Kenneth Greenfield and Alexandra Selfridge prevailed at trial while representing the sellers of high performance automotive business. The sellers turned the business over to the buyers, and they began to run the business. Shortly thereafter, the buyers claimed that they discovered fraud on the part of the sellers about the business. As a result, the buyers refused to pay the full purchase price, abandoned the business, and stopped paying rent to the landlord. The landlord sued both the sellers and the buyers for unpaid rent. The sellers sued the buyers for the remaining amount of the purchase price of the business. Thereafter, the buyers sued the sellers for their money back.
The landlord settled its case with the buyers for $50,000 before trial. Also before trial, the landlord dismissed its lawsuit against the sellers. The Law Offices of Kenneth N. Greenfield obtained a defense verdict in favor of the sellers with respect to each of the buyers’ causes of action against them. In addition, the sellers obtained a $152,450.46 judgment against the buyers on their breach of contract cause of action. The sellers were also awarded $223,137.50 in contractual attorney fees and $7,694.65 in costs, for a total of $383,282.61, plus interest.
The buyers were a Limited Liability Company and an individual. Notably, the trial court pierced the corporate veil of the LLC, and found that the individual buyer was liable for the full amount of the judgment. This particular issue is currently on appeal.
The Law Offices of Kenneth N. Greenfield Settles Case Against a Major Insurer and a Security Company for $500.000,00
May 23, 2013
The Law Offices of Kenneth N. Greenfield represented the Plaintiffs, who owned an apartment building which was severely vandalized.
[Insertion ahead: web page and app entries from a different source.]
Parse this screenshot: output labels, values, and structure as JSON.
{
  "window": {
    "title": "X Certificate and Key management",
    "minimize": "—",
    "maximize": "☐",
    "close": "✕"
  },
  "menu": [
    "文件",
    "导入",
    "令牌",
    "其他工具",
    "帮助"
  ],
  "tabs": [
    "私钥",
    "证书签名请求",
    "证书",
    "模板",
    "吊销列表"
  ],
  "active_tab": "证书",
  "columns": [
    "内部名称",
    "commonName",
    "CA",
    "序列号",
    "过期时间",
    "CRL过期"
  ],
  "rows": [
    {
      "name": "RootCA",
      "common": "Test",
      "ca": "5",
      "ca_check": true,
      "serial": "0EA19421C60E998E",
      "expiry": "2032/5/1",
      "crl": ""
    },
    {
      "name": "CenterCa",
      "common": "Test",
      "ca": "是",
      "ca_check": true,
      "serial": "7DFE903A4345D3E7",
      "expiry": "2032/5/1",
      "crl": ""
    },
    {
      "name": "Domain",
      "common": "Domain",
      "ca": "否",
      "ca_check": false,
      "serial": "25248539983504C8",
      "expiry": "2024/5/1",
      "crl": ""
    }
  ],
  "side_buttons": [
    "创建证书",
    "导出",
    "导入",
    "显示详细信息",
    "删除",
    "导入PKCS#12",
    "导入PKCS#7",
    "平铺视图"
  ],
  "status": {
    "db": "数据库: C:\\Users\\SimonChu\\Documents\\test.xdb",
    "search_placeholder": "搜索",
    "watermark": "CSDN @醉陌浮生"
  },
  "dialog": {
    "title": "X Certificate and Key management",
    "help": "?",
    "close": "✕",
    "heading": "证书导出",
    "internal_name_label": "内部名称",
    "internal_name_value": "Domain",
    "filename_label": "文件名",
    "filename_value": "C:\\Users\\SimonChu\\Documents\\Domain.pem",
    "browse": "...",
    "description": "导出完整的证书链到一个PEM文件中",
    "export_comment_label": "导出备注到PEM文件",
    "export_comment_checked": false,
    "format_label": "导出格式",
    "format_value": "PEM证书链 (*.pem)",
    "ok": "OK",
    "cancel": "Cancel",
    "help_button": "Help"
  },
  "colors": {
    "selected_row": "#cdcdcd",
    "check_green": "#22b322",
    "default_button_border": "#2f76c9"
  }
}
Before the vandalism, Plaintiffs hired a security company to protect the property. In addition, Plaintiffs purchased an insurance policy with a major insurance company for the apartment building. Plaintiffs alleged that the security company failed to guard the property, and as a direct result, it was vandalized, causing substantial property damage. Plaintiffs submitted a claim to their insurer, but the insurer denied the claim. Plaintiffs alleged that the denial of the claim was wrongful and in bath faith. Plaintiffs settled their case against the security company for $350,000, and their case against the insurer for $150,000, for a total of $500,000.
The Law Offices of Kenneth N. Greenfield Obtains a Defense Verdict in Insurance Bad Faith Jury Trial in Los Angeles Superior Court
May 2, 2017
Kenneth Greenfield and Kate Greenfield obtained a defense verdict in an insurance bad faith trial involving the suspicious theft of an insured’s 2013 Chevy Camaro. Plaintiff insured had parked his car on a street in Los Angeles for a week while he vacationed in Palm Springs. He gave the transponder key to his nephew to watch over the vehicle. When he returned, the vehicle was gone. The nephew still had the key, and there was no evidence that the car had been stolen or even towed by the police. The insurer suspected fraud, took a lengthy period of time to fully investigate by taking various witness statements and an examination under oath of the insured, but finally paid the full value of the Camaro nearly 8 months later. Before payment was made, the insured filed suit claiming breach of contract and insurance bad faith. It was claimed that the insurance company had unreasonably delayed payment of the claim, and had caused the insured severe emotional distress by allegedly inferring that the insured was criminally involved in the theft.
After a 10 day trial the jury deliberated for two hours and returned an 11-1 defense verdict. Plaintiff’s demand had been $250,000, and the defendant’s Code of Civil Procedure section 998 offer to compromise had been in the amount of $15,001. Thus, defendant was entitled to costs in an amount in excess of $70,000.